Building the Right Wall – For All
Earth is fickle. Its plates shift, breaking old alliances and forging new ones. Sometimes they quiver so much they form quakes, tsunami-ing lives and lifestyles. Its politics are much the same, only swifter. Power changes hands and definitions faster than ever, though not a lot of it count as progress. Its people must thus keep shifting, along with but also against these shifts, to find their newest right place on Earth.
SmartCasualSG is a little world in itself, about to see its first seismic shift. It emerges from the cracks and patches that have come before, the most recent of which are Putting Myself in Digital Shoes and Elevating Public Discourse. Yet unlike Earth, the looming changes are not decisions of a whimsical kind. They are practical responses to social habits, the reward of a clearer and less prejudiced mind.
I wasn’t prejudiced against a particular race, language, or religion. Rather, I was prejudiced by my personality, by being someone who views knowledge as practical in itself. I was prejudiced by my attention, too introverted to empathize with others’ difficulties. I was prejudiced by my education, informing the mistaken effort to mix every bit of theory and finding with personal experience, to show the merits of viewing all reality as subjective.
I was prejudiced by the places I stood; the vantage points I took.Another Vantage Point
The necessary question is: What can you, the readers, accept? What does the modern life allow you to accept? It doesn’t take much imagination to answer this. No matter which stage of life you are in, you must be busy with work: Either 44 hours of office work or 50 recommended hours of study in university or earlier, per week. You must also be busy with relief: Smartphones let you escape constantly to your favourite feeds on Facebook, Instagram, or YouTube.
The difficult part is, how can I promote contemplation in an age of consumption? My first instinct was to be an example. But that can only work after I have acquired a loyal audience, proof of a strength of personality. To convince the unconvinced, I must reach into others more often, on their terms. Thus, SmartCasualSG will soon debut a broad range of shorter ‘Aside’ posts, remarking on:
“Rules”: Norms and Practices
“Theories”: Generalized Explanations
“Findings”: Research Claims
Streetscope: Daily Observations
Web of Knowledge
These herald a more elemental approach, one which also transforms my approach to longer posts. As explanations can be exported into direct Asides, longer expositions can now be even more reflective, while being less susceptible to blind spots and slipshod discussions. These expositions will mostly revolve around either personal experiences or social initiatives, because the worthy end to all the thinking is Action – even if it’s just your own.
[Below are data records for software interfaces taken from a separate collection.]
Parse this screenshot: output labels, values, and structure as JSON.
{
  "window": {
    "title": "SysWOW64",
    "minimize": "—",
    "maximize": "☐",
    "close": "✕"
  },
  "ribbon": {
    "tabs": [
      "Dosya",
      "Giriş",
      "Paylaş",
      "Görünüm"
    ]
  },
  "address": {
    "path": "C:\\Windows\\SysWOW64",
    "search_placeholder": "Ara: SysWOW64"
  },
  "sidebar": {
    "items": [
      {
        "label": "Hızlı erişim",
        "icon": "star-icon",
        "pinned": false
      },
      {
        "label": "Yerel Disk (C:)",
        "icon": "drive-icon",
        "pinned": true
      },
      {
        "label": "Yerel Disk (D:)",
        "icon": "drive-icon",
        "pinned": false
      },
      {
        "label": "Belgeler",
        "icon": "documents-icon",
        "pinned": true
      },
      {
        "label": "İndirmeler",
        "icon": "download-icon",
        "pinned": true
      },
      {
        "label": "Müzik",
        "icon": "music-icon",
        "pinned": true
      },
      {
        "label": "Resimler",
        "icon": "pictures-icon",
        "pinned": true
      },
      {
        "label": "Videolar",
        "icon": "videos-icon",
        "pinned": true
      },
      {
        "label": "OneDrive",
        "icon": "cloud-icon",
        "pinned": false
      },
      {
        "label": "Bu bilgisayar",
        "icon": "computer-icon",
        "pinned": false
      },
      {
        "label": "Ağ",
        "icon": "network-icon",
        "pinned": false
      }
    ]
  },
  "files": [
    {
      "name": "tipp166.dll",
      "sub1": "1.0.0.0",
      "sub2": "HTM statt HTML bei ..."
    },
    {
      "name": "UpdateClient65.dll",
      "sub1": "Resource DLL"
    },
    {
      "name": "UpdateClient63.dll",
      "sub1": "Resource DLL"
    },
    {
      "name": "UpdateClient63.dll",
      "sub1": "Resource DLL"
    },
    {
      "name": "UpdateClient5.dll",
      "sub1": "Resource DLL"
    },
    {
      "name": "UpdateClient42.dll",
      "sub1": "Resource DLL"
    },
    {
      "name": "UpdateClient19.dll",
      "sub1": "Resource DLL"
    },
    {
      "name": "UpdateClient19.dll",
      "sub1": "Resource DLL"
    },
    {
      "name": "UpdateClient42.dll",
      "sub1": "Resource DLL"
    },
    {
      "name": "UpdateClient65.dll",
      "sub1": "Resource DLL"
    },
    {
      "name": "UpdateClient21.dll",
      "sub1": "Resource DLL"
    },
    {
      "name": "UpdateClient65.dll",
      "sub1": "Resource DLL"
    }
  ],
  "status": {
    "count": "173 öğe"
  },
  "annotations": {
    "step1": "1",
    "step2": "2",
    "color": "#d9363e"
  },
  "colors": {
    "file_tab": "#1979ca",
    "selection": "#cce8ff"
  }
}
Additionally, I will step back from writing Book Reviews. Rather than compress book contents, I hope to stretch interesting ideas within. To further your exploration, I will add a Goodreads widget, from which you can access full reviews to these books from other readers. These changes commonly tap into the power of hyperlinks, a resource I ought to embrace on a digital platform.More than ever, I know that we are constrained by life’s obligations – even me. I admit that this evolution is in part driven by the need for sustainability, with an impending working life. Yet I don’t see these Asides as a lesser compromise. Instead, I consider it the third alternative – better. And I realize, yes, I have come full circle. Yes, I have returned to the fundamental premise of my blog. I have arrived, at a new starting point.
Building Walls Together
As the ground quakes, the tide of modernity soars. All along I’ve been building my own column of wall, alone. But 2ft wide is space only enough for me, and not very effective. To protect ourselves from the tsunamis, we need to work together. What I can do is to point you in the direction of rocks, and show you my approach to carving. What you can do is to find these rocks, pick them up, and carve them your way.
When we feel at risk, with increasing regularity, it is only sensible to save ourselves or our kins first. Thus we build small enclosed domes, sheltering only those we care about most. But this is an inefficient and stop-gap measure that leaves certain groups very vulnerable. I contend that the best defence is to build a collective wall; one of solidarity, not exclusion.Disagreements are fine, but only when we are all allowed to stand on the same side of the wall. Only then can each of us be responsibly free: to travel without constant fear, to interact without instant anger, and essentially, to keep finding that right fit for life’s fickle functions. Earth restores its calm, most of the time, and we should learn to, too – together.